◆ **EXERCISE AIM**
Go over the data and copy out each line with "localhost" in it.

◆ **RECORDS FOR THE EXERCISE**
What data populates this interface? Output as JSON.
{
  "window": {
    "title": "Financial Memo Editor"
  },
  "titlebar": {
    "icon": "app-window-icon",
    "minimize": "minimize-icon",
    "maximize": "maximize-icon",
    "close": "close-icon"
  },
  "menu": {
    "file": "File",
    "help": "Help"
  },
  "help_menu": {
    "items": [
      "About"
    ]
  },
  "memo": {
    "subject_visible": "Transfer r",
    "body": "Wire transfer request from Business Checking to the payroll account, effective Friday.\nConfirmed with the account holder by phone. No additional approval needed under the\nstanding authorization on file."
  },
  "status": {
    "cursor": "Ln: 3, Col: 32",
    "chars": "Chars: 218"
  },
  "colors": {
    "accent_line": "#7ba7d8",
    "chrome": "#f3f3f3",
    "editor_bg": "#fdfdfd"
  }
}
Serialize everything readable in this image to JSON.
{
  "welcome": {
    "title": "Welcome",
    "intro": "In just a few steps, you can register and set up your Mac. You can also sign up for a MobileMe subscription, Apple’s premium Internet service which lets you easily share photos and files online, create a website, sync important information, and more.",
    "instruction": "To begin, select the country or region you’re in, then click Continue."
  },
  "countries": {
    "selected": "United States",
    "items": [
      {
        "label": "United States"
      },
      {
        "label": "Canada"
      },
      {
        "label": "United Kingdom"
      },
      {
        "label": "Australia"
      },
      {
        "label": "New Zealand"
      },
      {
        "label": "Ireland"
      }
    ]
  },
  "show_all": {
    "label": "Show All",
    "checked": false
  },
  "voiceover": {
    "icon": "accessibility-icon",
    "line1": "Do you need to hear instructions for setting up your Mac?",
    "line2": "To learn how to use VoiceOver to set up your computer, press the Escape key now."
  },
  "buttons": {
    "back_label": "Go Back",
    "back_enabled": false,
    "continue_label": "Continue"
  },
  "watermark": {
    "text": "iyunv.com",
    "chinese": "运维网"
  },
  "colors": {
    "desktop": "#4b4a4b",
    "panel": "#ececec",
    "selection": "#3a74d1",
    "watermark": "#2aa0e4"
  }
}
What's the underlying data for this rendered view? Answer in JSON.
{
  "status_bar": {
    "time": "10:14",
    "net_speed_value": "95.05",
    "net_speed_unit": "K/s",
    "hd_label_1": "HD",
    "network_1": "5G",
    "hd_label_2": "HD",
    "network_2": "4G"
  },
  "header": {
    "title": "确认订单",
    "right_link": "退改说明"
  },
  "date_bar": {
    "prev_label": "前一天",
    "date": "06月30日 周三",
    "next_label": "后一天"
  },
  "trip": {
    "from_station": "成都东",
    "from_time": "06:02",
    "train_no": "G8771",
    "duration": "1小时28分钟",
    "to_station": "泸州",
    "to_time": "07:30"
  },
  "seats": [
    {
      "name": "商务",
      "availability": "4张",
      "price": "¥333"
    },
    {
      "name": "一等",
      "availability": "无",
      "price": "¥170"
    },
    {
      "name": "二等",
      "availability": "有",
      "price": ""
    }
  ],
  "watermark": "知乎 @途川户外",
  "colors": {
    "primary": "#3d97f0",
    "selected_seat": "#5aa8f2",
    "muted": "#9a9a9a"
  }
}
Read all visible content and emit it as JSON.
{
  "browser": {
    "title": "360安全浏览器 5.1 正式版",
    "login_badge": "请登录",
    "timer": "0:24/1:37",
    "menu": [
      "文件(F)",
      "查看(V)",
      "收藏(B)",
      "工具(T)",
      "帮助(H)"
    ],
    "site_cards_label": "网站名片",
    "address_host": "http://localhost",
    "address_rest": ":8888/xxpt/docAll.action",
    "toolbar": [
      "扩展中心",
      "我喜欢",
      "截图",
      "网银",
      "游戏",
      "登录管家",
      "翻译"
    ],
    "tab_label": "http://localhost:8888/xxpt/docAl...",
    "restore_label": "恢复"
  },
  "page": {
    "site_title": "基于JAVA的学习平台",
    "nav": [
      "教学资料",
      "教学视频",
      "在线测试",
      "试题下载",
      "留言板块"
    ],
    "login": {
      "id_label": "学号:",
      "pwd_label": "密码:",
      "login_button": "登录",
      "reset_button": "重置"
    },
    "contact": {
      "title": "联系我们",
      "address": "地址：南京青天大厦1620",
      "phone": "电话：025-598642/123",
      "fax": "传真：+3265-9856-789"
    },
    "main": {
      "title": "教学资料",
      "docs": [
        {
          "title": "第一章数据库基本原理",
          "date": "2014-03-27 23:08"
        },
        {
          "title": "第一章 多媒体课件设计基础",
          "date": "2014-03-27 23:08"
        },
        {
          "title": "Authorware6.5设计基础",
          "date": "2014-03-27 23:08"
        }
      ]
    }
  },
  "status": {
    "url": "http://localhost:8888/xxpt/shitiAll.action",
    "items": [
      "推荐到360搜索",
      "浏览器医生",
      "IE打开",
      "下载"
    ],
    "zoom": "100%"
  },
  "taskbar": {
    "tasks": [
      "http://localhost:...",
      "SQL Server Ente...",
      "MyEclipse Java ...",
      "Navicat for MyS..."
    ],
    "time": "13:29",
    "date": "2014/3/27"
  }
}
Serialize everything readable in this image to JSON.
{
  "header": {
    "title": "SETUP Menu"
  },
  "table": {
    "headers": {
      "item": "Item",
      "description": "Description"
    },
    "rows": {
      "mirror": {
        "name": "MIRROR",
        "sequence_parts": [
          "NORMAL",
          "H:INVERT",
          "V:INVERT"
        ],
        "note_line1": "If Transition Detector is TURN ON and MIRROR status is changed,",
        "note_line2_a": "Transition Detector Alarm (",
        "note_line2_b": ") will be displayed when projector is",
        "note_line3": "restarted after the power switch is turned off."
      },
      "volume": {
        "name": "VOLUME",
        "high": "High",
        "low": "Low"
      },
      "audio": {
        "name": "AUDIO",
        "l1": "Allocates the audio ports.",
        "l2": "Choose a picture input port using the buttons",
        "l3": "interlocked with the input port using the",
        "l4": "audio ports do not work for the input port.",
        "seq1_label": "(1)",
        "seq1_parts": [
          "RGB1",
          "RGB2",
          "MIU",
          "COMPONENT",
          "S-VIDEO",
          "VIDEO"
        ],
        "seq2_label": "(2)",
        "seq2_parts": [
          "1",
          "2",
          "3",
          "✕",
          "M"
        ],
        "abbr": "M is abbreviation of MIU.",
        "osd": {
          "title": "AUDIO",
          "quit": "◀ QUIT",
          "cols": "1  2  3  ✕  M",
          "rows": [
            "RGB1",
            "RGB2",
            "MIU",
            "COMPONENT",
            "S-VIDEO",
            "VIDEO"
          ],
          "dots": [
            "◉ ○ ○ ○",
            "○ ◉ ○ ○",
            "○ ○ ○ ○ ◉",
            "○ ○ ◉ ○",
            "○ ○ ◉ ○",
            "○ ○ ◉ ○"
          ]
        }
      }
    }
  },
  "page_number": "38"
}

◆ **RESPONSE TO THE TASK**
    "address_host": "http://localhost",
    "tab_label": "http://localhost:8888/xxpt/docAl...",
    "url": "http://localhost:8888/xxpt/shitiAll.action",
      "http://localhost:...",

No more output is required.